|US6979623 *||Dec 17, 2003||Dec 27, 2005||Texas Instruments Incorporated||Method for fabricating split gate transistor device having high-k dielectrics|
|US20050136632 *||Dec 17, 2003||Jun 23, 2005||Rotondaro Antonio L.||Implementation of split gate transistor technology with high-k gate dielectrics|
|US20060258082 *||Jul 22, 2006||Nov 16, 2006||Wei-Chun Yang||Structure Of Embedded Capacitors And Fabrication Method Thereof|
|US20090034156 *||Jul 30, 2007||Feb 5, 2009||Takuya Yamamoto||Composite sheet|
|U.S. Classification||438/404, 438/406, 257/E21.561, 438/405|
|International Classification||H01L29/786, H01L21/822, H01L27/04, H01L27/12, H01L21/762|
|Jul 7, 2005||FPAY||Fee payment|
Year of fee payment: 4
|Oct 12, 2009||REMI||Maintenance fee reminder mailed|
|Mar 5, 2010||LAPS||Lapse for failure to pay maintenance fees|
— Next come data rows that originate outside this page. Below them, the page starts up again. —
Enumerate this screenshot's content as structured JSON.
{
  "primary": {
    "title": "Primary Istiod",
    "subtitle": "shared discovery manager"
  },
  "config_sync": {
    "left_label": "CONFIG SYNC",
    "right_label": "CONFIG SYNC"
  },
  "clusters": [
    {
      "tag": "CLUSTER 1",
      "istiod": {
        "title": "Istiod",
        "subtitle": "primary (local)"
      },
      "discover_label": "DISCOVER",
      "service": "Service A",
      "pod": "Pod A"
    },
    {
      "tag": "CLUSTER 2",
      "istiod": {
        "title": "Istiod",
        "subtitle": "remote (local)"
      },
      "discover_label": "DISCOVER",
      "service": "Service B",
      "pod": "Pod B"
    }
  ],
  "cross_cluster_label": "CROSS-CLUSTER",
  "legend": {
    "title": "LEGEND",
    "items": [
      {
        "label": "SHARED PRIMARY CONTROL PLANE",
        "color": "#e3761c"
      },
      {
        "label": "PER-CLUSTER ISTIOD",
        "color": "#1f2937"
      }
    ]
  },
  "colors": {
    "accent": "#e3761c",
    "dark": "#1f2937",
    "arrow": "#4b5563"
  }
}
|Apr 27, 2010||FP||Expired due to failure to pay maintenance fee|
Effective date: 20100305